WORK TO BE COMPLETED: Reproduce the entries word for word but drop every picture.
#### GIVEN DATA ####
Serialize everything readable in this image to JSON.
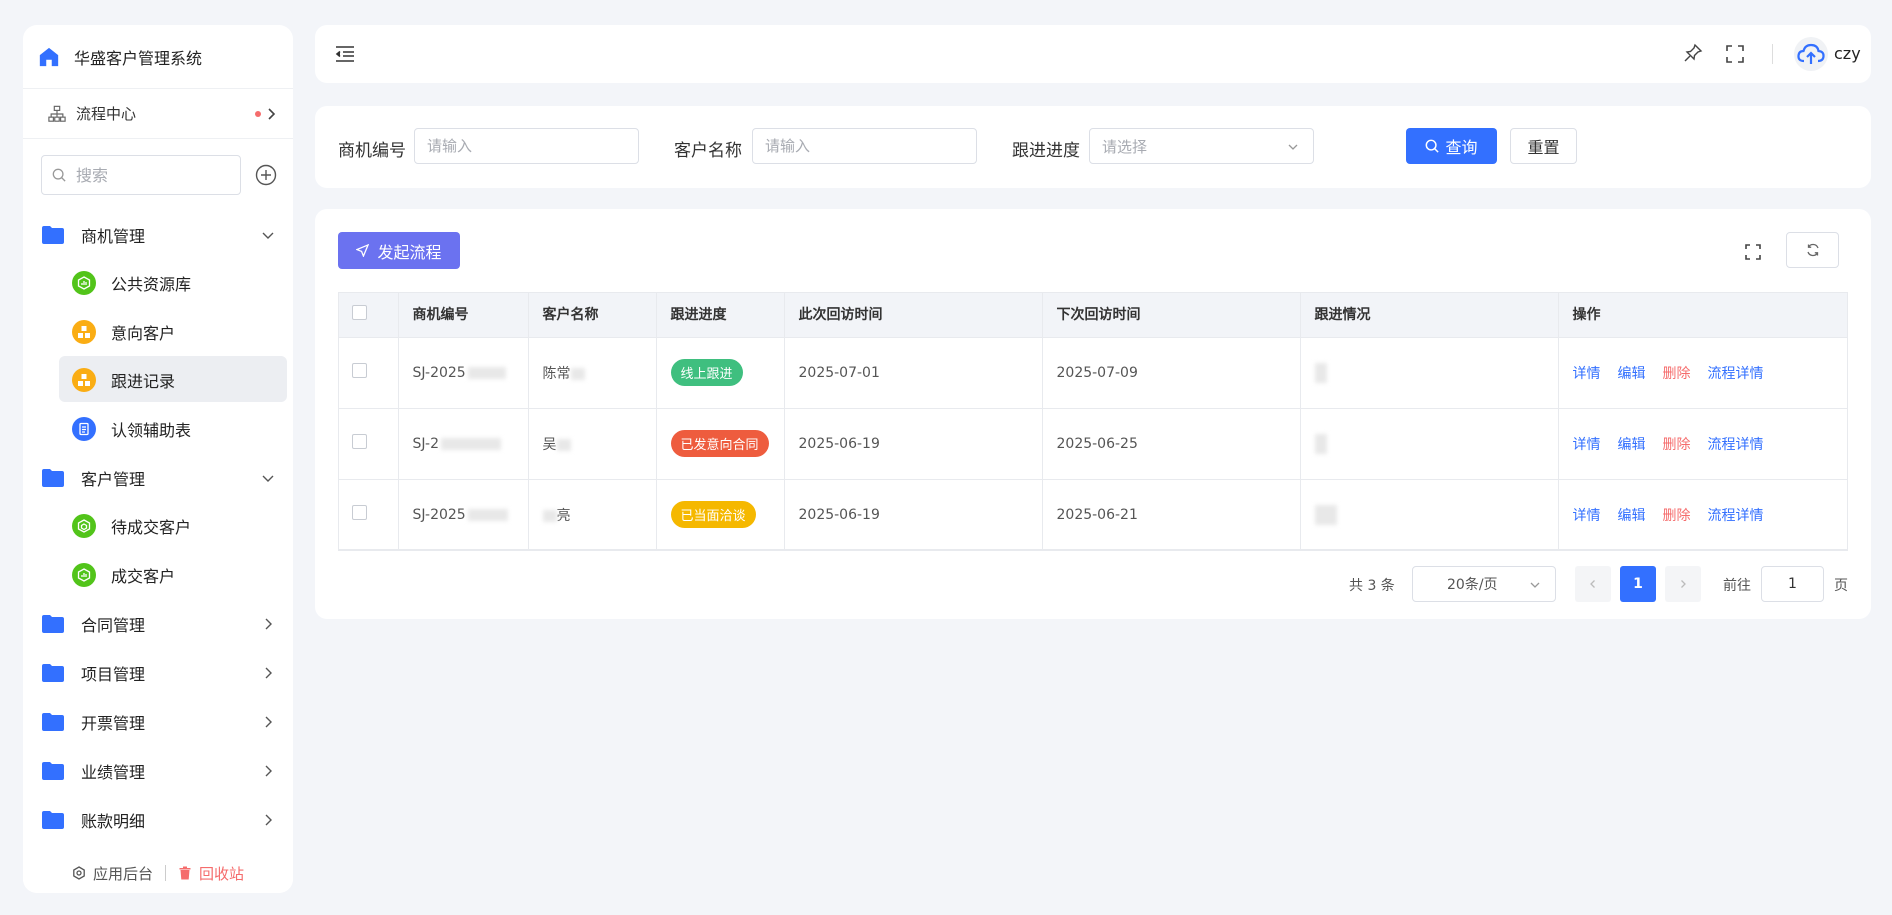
{
  "app": {
    "title": "华盛客户管理系统"
  },
  "sidebar": {
    "flow_center": "流程中心",
    "search_placeholder": "搜索",
    "groups": [
      {
        "label": "商机管理",
        "expanded": true,
        "items": [
          {
            "label": "公共资源库",
            "icon": "chart-badge-icon",
            "color": "#52c41a"
          },
          {
            "label": "意向客户",
            "icon": "cluster-badge-icon",
            "color": "#faad14"
          },
          {
            "label": "跟进记录",
            "icon": "cluster-badge-icon",
            "color": "#faad14",
            "active": true
          },
          {
            "label": "认领辅助表",
            "icon": "document-badge-icon",
            "color": "#3370ff"
          }
        ]
      },
      {
        "label": "客户管理",
        "expanded": true,
        "items": [
          {
            "label": "待成交客户",
            "icon": "cube-badge-icon",
            "color": "#52c41a"
          },
          {
            "label": "成交客户",
            "icon": "chart-badge-icon",
            "color": "#52c41a"
          }
        ]
      },
      {
        "label": "合同管理",
        "expanded": false
      },
      {
        "label": "项目管理",
        "expanded": false
      },
      {
        "label": "开票管理",
        "expanded": false
      },
      {
        "label": "业绩管理",
        "expanded": false
      },
      {
        "label": "账款明细",
        "expanded": false
      }
    ],
    "footer": {
      "admin": "应用后台",
      "trash": "回收站"
    }
  },
  "topbar": {
    "username": "czy"
  },
  "filter": {
    "fields": [
      {
        "label": "商机编号",
        "placeholder": "请输入"
      },
      {
        "label": "客户名称",
        "placeholder": "请输入"
      },
      {
        "label": "跟进进度",
        "placeholder": "请选择"
      }
    ],
    "query_label": "查询",
    "reset_label": "重置"
  },
  "table": {
    "start_flow_label": "发起流程",
    "columns": [
      "商机编号",
      "客户名称",
      "跟进进度",
      "此次回访时间",
      "下次回访时间",
      "跟进情况",
      "操作"
    ],
    "rows": [
      {
        "code": "SJ-2025",
        "name": "陈常",
        "progress": "线上跟进",
        "progress_color": "#3fbf7f",
        "this_visit": "2025-07-01",
        "next_visit": "2025-07-09"
      },
      {
        "code": "SJ-2",
        "name": "吴",
        "progress": "已发意向合同",
        "progress_color": "#ee5c3e",
        "this_visit": "2025-06-19",
        "next_visit": "2025-06-25"
      },
      {
        "code": "SJ-2025",
        "name": "亮",
        "progress": "已当面洽谈",
        "progress_color": "#f5b800",
        "this_visit": "2025-06-19",
        "next_visit": "2025-06-21"
      }
    ],
    "actions": [
      "详情",
      "编辑",
      "删除",
      "流程详情"
    ]
  },
  "pagination": {
    "total": "共 3 条",
    "page_size": "20条/页",
    "current": "1",
    "goto_label": "前往",
    "goto_value": "1",
    "unit": "页"
  }
}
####
EXERCISE ANSWER:
Serialize everything readable in this image to JSON.
{
  "app": {
    "title": "华盛客户管理系统"
  },
  "sidebar": {
    "flow_center": "流程中心",
    "search_placeholder": "搜索",
    "groups": [
      {
        "label": "商机管理",
        "expanded": true,
        "items": [
          {
            "label": "公共资源库",
            "icon": "chart-badge-icon",
            "color": "#52c41a"
          },
          {
            "label": "意向客户",
            "icon": "cluster-badge-icon",
            "color": "#faad14"
          },
          {
            "label": "跟进记录",
            "icon": "cluster-badge-icon",
            "color": "#faad14",
            "active": true
          },
          {
            "label": "认领辅助表",
            "icon": "document-badge-icon",
            "color": "#3370ff"
          }
        ]
      },
      {
        "label": "客户管理",
        "expanded": true,
        "items": [
          {
            "label": "待成交客户",
            "icon": "cube-badge-icon",
            "color": "#52c41a"
          },
          {
            "label": "成交客户",
            "icon": "chart-badge-icon",
            "color": "#52c41a"
          }
        ]
      },
      {
        "label": "合同管理",
        "expanded": false
      },
      {
        "label": "项目管理",
        "expanded": false
      },
      {
        "label": "开票管理",
        "expanded": false
      },
      {
        "label": "业绩管理",
        "expanded": false
      },
      {
        "label": "账款明细",
        "expanded": false
      }
    ],
    "footer": {
      "admin": "应用后台",
      "trash": "回收站"
    }
  },
  "topbar": {
    "username": "czy"
  },
  "filter": {
    "fields": [
      {
        "label": "商机编号",
        "placeholder": "请输入"
      },
      {
        "label": "客户名称",
        "placeholder": "请输入"
      },
      {
        "label": "跟进进度",
        "placeholder": "请选择"
      }
    ],
    "query_label": "查询",
    "reset_label": "重置"
  },
  "table": {
    "start_flow_label": "发起流程",
    "columns": [
      "商机编号",
      "客户名称",
      "跟进进度",
      "此次回访时间",
      "下次回访时间",
      "跟进情况",
      "操作"
    ],
    "rows": [
      {
        "code": "SJ-2025",
        "name": "陈常",
        "progress": "线上跟进",
        "progress_color": "#3fbf7f",
        "this_visit": "2025-07-01",
        "next_visit": "2025-07-09"
      },
      {
        "code": "SJ-2",
        "name": "吴",
        "progress": "已发意向合同",
        "progress_color": "#ee5c3e",
        "this_visit": "2025-06-19",
        "next_visit": "2025-06-25"
      },
      {
        "code": "SJ-2025",
        "name": "亮",
        "progress": "已当面洽谈",
        "progress_color": "#f5b800",
        "this_visit": "2025-06-19",
        "next_visit": "2025-06-21"
      }
    ],
    "actions": [
      "详情",
      "编辑",
      "删除",
      "流程详情"
    ]
  },
  "pagination": {
    "total": "共 3 条",
    "page_size": "20条/页",
    "current": "1",
    "goto_label": "前往",
    "goto_value": "1",
    "unit": "页"
  }
}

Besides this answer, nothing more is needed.